Pocket Gophers


    Pocket Gopher

    Pocket gopher (Ian Silvernail, Wikimedia Commons)

    Pocket Gopher mounds

    Pocket gopher mounds (USDA Forest Service,

    Gopher Burrow

    Gopher burrow entrance (Ryan Davis, Utah State University Extension)


    • 6 – 13 inches long
    • light brown to brownish-black fur
    • short, hairless tails
    • incisor teeth always visible in front of mouth

    Nesting Habits

    • construct underground burrows and leave fan-shaped mounds of excavated soil at the surface with a soil plug in the middle of the fan
    • active year round
    • usually only one individual per tunnel system except during mating season or when females have offspring


    • prefer dandelion roots, alfalfa, grasses, shrubs, roots and trees


    • damage lawns, gardens, sports and agricultural fields
    • damage underground utility cables and irrigation pipes
    • harm trees by stripping bark and chewing on roots

    IPM Recommendations
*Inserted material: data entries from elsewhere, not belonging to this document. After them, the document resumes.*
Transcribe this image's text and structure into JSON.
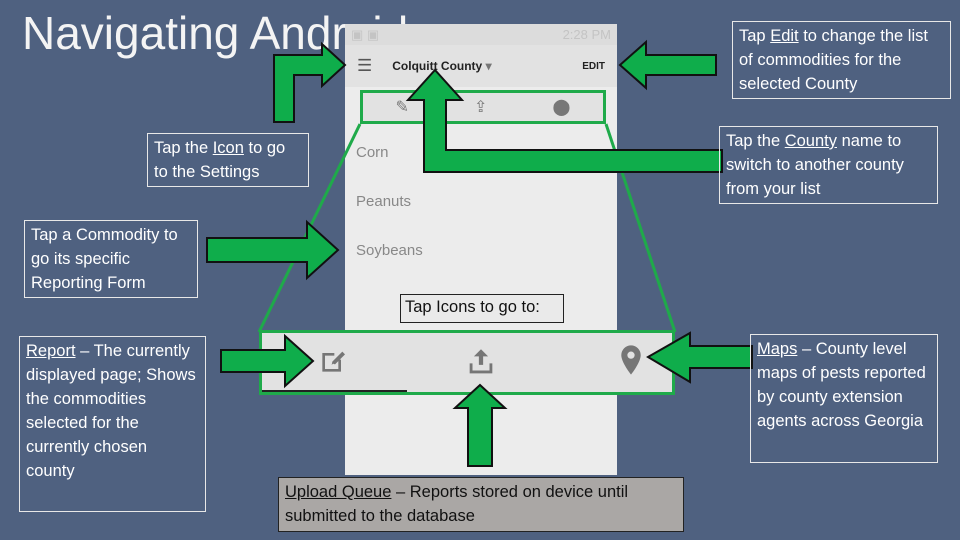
{
  "title": "Navigating Android",
  "phone": {
    "status_time": "2:28 PM",
    "county": "Colquitt County",
    "edit_label": "EDIT",
    "commodities": [
      "Corn",
      "Peanuts",
      "Soybeans"
    ],
    "icons": [
      "menu-icon",
      "report-edit-icon",
      "upload-icon",
      "map-pin-icon",
      "dropdown-icon"
    ]
  },
  "callouts": {
    "edit": {
      "pre": "Tap ",
      "link": "Edit",
      "post": " to change the list of commodities for the selected County"
    },
    "county": {
      "pre": "Tap the ",
      "link": "County",
      "post": " name to switch to another county from your list"
    },
    "settings": {
      "pre": "Tap the ",
      "link": "Icon",
      "post": " to go to the Settings"
    },
    "commodity": {
      "text": "Tap a Commodity to go its specific Reporting Form"
    },
    "tap_icons": "Tap Icons to go to:",
    "report": {
      "link": "Report",
      "post": " – The currently displayed page; Shows the commodities selected for the currently chosen county"
    },
    "maps": {
      "link": "Maps",
      "post": " – County level maps of pests reported by county extension agents across Georgia"
    },
    "upload": {
      "link": "Upload Queue",
      "post": " – Reports stored on device until submitted to the database"
    }
  },
  "colors": {
    "background": "#4f6180",
    "arrow": "#0fad4b",
    "highlight": "#1faa4a"
  }
}
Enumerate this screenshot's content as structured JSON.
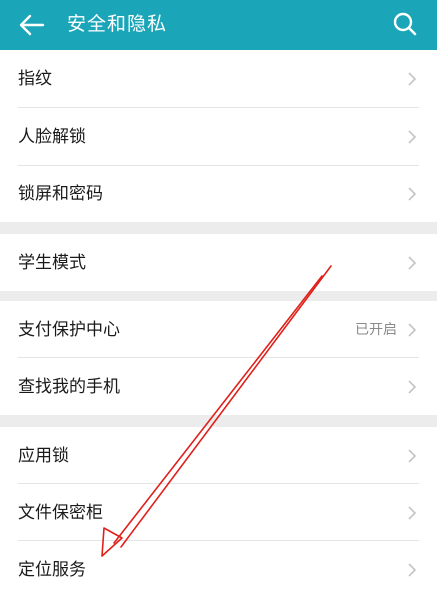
{
  "header": {
    "title": "安全和隐私",
    "back_icon": "arrow-left-icon",
    "search_icon": "search-icon",
    "color": "#1aa5b8"
  },
  "groups": [
    {
      "items": [
        {
          "label": "指纹"
        },
        {
          "label": "人脸解锁"
        },
        {
          "label": "锁屏和密码"
        }
      ]
    },
    {
      "items": [
        {
          "label": "学生模式"
        }
      ]
    },
    {
      "items": [
        {
          "label": "支付保护中心",
          "status": "已开启"
        },
        {
          "label": "查找我的手机"
        }
      ]
    },
    {
      "items": [
        {
          "label": "应用锁"
        },
        {
          "label": "文件保密柜"
        },
        {
          "label": "定位服务"
        }
      ]
    }
  ],
  "annotation": {
    "arrow_color": "#e0201a"
  }
}
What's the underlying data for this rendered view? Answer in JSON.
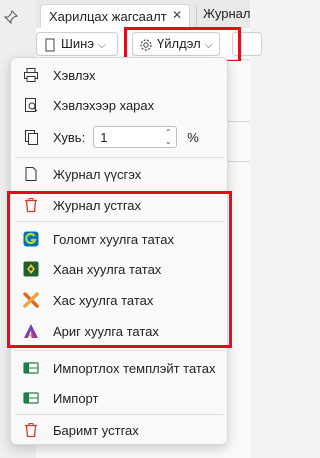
{
  "tabs": {
    "active_label": "Харилцах жагсаалт",
    "close_glyph": "✕",
    "other_label": "Журнал"
  },
  "toolbar": {
    "share_label": "Шинэ",
    "action_label": "Үйлдэл"
  },
  "menu": {
    "print": "Хэвлэх",
    "print_preview": "Хэвлэхээр харах",
    "copies_label": "Хувь:",
    "copies_value": "1",
    "copies_unit": "%",
    "create_journal": "Журнал үүсгэх",
    "delete_journal": "Журнал устгах",
    "golomt": "Голомт хуулга татах",
    "khan": "Хаан хуулга татах",
    "khas": "Хас хуулга татах",
    "arig": "Ариг хуулга татах",
    "import_template": "Импортлох темплэйт татах",
    "import": "Импорт",
    "delete_document": "Баримт устгах"
  },
  "colors": {
    "highlight": "#e0101a",
    "danger_icon": "#d23b2c",
    "golomt": "#0a6db5",
    "khan": "#1f5e2e",
    "khas": "#e06a1a",
    "arig": "#7a3fb8",
    "excel": "#1e7e45"
  }
}
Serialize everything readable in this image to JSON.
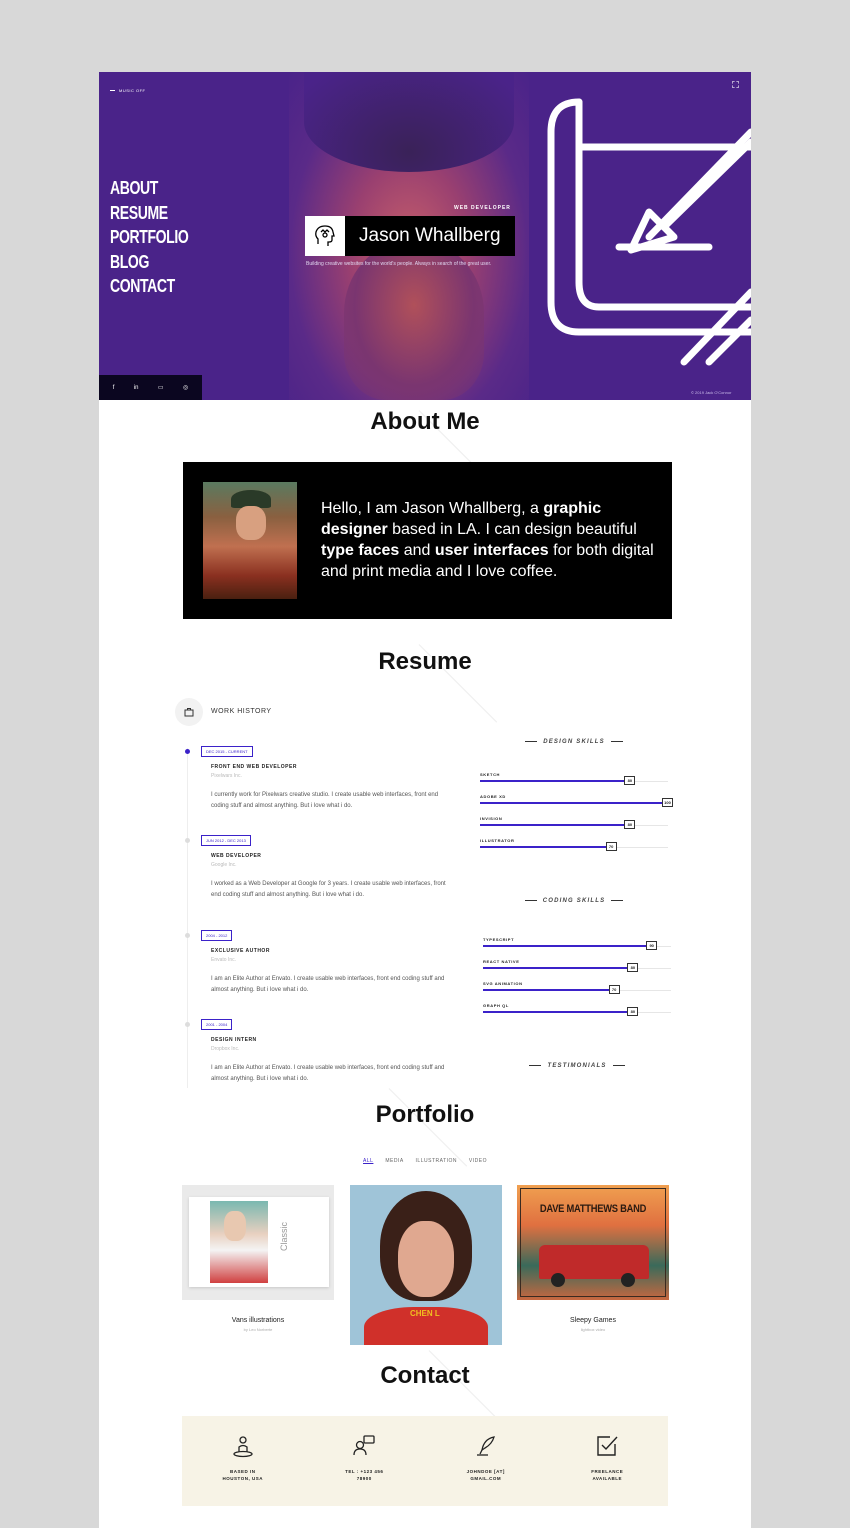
{
  "hero": {
    "music_label": "MUSIC OFF",
    "nav": [
      "ABOUT",
      "RESUME",
      "PORTFOLIO",
      "BLOG",
      "CONTACT"
    ],
    "role": "WEB DEVELOPER",
    "name": "Jason Whallberg",
    "tagline": "Building creative websites for the world's people. Always in search of the great user.",
    "copyright": "© 2019 Jack O'Connor",
    "social": [
      "f",
      "in",
      "▭",
      "◎"
    ]
  },
  "about": {
    "title": "About Me",
    "text_parts": [
      "Hello, I am Jason Whallberg, a ",
      "graphic designer",
      " based in LA. I can design beautiful ",
      "type faces",
      " and ",
      "user interfaces",
      " for both digital and print media and I love coffee."
    ]
  },
  "resume": {
    "title": "Resume",
    "work_history_label": "WORK HISTORY",
    "jobs": [
      {
        "date": "DEC 2015 - CURRENT",
        "title": "FRONT END WEB DEVELOPER",
        "company": "Pixelwars Inc.",
        "desc": "I currently work for Pixelwars creative studio. I create usable web interfaces, front end coding stuff and almost anything. But i love what i do."
      },
      {
        "date": "JUN 2012 - DEC 2013",
        "title": "WEB DEVELOPER",
        "company": "Google Inc.",
        "desc": "I worked as a Web Developer at Google for 3 years. I create usable web interfaces, front end coding stuff and almost anything. But i love what i do."
      },
      {
        "date": "2004 - 2012",
        "title": "EXCLUSIVE AUTHOR",
        "company": "Envato Inc.",
        "desc": "I am an Elite Author at Envato. I create usable web interfaces, front end coding stuff and almost anything. But i love what i do."
      },
      {
        "date": "2001 - 2004",
        "title": "DESIGN INTERN",
        "company": "Dropbox Inc.",
        "desc": "I am an Elite Author at Envato. I create usable web interfaces, front end coding stuff and almost anything. But i love what i do."
      }
    ],
    "design_skills_label": "DESIGN SKILLS",
    "design_skills": [
      {
        "name": "SKETCH",
        "value": 80
      },
      {
        "name": "ADOBE XD",
        "value": 100
      },
      {
        "name": "INVISION",
        "value": 80
      },
      {
        "name": "ILLUSTRATOR",
        "value": 70
      }
    ],
    "coding_skills_label": "CODING SKILLS",
    "coding_skills": [
      {
        "name": "TYPESCRIPT",
        "value": 90
      },
      {
        "name": "REACT NATIVE",
        "value": 80
      },
      {
        "name": "SVG ANIMATION",
        "value": 70
      },
      {
        "name": "GRAPH QL",
        "value": 80
      }
    ],
    "testimonials_label": "TESTIMONIALS"
  },
  "portfolio": {
    "title": "Portfolio",
    "filters": [
      "ALL",
      "MEDIA",
      "ILLUSTRATION",
      "VIDEO"
    ],
    "items": [
      {
        "title": "Vans illustrations",
        "sub": "by Leo Norberte",
        "classic": "Classic"
      },
      {
        "title": "",
        "sub": "",
        "shirt": "CHEN L"
      },
      {
        "title": "Sleepy Games",
        "sub": "lightbox video",
        "poster": "DAVE MATTHEWS BAND"
      }
    ]
  },
  "contact": {
    "title": "Contact",
    "items": [
      {
        "line1": "BASED IN",
        "line2": "HOUSTON, USA",
        "icon": "location-icon"
      },
      {
        "line1": "TEL : +123 456",
        "line2": "78900",
        "icon": "phone-chat-icon"
      },
      {
        "line1": "JOHNDOE [AT]",
        "line2": "GMAIL.COM",
        "icon": "quill-icon"
      },
      {
        "line1": "FREELANCE",
        "line2": "AVAILABLE",
        "icon": "checkbox-icon"
      }
    ]
  },
  "colors": {
    "accent": "#3b22c9",
    "hero_bg": "#4a2389",
    "about_bg": "#000000",
    "contact_bg": "#f7f3e6"
  }
}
    • Trap pocket gophers using two-pronged pincer traps in lateral burrows and closed box-style traps in main burrows.
    • Surround trees and shrubs with 3/8-inch hardware cloth.
    • Consider flood irrigation to help control gopher populations, if applicable.
    • Bait larger populations by placing bait directly into burrows using a probe applicator.
    • Monitor problem areas to assure trapping and baiting were successful and to quickly control new populations.